Oral Cancer Screening
The inside of the mouth is normally lined with a special type of skin (mucosa) that is smooth and coral pink in color. Any alteration in this appearance could be a warning sign for a pathological process. The most serious of these is oral cancer. The following can be signs at the beginning of a pathological process or cancerous growth:
- Reddish patches (erythroplasia) or whitish patches (leukoplakia) in the mouth
- A sore that fails to heal and bleeds easily
- A lump or thickening on the skin lining the inside of the mouth
- Chronic sore throat or hoarseness and/or difficulty in chewing or swallowing
These changes can be detected on the lips, cheeks, palate, and gum tissue around the teeth, tongue, face, and/or neck. Pain does not always occur with pathology, and curiously, is not often associated with oral cancer. However, any patient with facial and/or oral pain without an obvious cause or reason may also be at risk for oral cancer.
We would recommend performing an oral cancer self-examination monthly.
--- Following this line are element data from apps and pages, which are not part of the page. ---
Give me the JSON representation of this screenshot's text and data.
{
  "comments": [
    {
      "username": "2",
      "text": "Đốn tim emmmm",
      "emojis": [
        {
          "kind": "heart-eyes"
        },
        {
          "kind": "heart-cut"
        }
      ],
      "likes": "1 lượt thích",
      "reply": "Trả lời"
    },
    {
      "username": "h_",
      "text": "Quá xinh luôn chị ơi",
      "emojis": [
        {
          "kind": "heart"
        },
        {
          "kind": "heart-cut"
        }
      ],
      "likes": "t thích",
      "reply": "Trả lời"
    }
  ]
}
Remember that your mouth is one of your body’s most important warning systems. Do not ignore suspicious lumps or sores. Please contact us so we can assist you with any questions or concerns.
At your dental check up, Dr. Farag will look at all the oral tissues for any suspicious areas. If one is found she may suggest taking a sample, or brush biopsy to test of abnormal cells. She or your hygienist will perform the OralCDx® BrushTest. It is a virtually painless way for a dentist to test common, subtle oral spots. The special brush has tiny bristles that collect cells as the tool is applied and rotated on the oral spot. It can be used anywhere in the mouth. Once the cells have been collected, the specimen is sent to CDx Diagnostics. It’s the only lab in the world that can process the sample. World class pathologists using sophisticated computer technology help doctors determine the cause of the common oral spot while making sure that the abnormality is not precancer or cancer. OralCDx® can also help the clinician decide if a scalpel biopsy is necessary to investigate the area further.